Photo: Chaz Stevens/MAOS; stowydad/Twitter

The annual holiday displays of state and local governments have become one of the main battlegrounds between Christmas crusaders like Sarah Palin and whiny losers who refuse to accept the divinity of Jesus out of pure stubbornness.

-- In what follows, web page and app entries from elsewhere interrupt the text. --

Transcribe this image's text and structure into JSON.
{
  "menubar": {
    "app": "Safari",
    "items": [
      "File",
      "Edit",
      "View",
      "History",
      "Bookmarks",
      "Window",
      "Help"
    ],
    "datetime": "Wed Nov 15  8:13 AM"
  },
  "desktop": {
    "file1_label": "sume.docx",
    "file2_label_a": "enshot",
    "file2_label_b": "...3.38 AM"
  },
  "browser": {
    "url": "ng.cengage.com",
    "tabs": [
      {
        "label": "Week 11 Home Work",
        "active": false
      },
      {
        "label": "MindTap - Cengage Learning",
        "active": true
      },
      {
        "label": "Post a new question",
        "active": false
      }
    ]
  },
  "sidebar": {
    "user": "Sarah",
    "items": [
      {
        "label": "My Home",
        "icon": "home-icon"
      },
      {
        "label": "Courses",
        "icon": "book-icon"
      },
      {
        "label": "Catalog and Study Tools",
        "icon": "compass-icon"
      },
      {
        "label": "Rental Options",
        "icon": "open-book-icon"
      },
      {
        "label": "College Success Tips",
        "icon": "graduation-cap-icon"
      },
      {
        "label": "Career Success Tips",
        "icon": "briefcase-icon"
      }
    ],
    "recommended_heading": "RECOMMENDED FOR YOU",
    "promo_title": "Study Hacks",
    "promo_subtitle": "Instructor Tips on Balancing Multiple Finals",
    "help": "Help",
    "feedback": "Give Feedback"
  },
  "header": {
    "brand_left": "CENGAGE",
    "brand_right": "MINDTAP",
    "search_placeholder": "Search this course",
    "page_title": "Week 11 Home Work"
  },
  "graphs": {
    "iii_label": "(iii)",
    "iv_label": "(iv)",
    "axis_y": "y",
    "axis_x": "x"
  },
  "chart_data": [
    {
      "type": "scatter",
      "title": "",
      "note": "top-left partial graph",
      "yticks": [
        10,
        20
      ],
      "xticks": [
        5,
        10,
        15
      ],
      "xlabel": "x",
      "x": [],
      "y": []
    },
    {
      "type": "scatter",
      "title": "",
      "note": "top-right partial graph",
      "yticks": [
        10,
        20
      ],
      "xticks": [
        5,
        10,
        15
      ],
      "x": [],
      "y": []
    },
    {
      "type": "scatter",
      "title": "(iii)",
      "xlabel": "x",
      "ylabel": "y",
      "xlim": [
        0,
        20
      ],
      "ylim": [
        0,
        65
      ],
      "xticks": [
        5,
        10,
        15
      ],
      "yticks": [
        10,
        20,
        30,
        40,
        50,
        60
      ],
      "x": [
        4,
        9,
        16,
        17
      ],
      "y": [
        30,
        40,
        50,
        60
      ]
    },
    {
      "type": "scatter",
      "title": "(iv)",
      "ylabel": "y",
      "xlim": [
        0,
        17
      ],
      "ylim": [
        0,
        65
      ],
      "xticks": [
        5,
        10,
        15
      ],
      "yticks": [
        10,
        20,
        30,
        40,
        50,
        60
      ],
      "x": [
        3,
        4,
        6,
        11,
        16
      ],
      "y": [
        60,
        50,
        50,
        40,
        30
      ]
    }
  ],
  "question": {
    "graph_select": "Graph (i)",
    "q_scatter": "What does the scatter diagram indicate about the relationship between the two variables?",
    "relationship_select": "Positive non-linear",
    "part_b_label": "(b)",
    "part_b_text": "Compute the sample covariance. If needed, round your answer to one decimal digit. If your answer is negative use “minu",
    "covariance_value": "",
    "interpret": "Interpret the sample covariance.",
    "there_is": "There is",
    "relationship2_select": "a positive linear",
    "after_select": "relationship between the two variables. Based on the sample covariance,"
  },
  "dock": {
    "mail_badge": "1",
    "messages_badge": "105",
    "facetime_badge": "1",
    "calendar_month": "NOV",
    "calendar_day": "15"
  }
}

But instead of fighting (likely unsuccessfully) to keep their displays Christmas-only, many localities have acceded to letting non-Christians promote whatever weird shit they believe in. In at least two states this year, that means Festivus poles, the non-religious holiday accessory made famous by Frank Costanza in a 1997 episode of Seinfeld. 

The original Fesitvus pole: tall, aluminum, unadorned.

The capitol rotunda in Madison, Wisconsin, sports a traditional (although much shorter than the original) pole, along with a promise of a December 23 airing of grievances and an apology that feats of strength will not take place "due to liability issues."

Meanwhile, the six-foot-tall Festivus pole being installed in Florida's state capitol in Tallahassee will — for reasons of extra-atheist provocativeness, presumably — be made from empty Pabst beer cans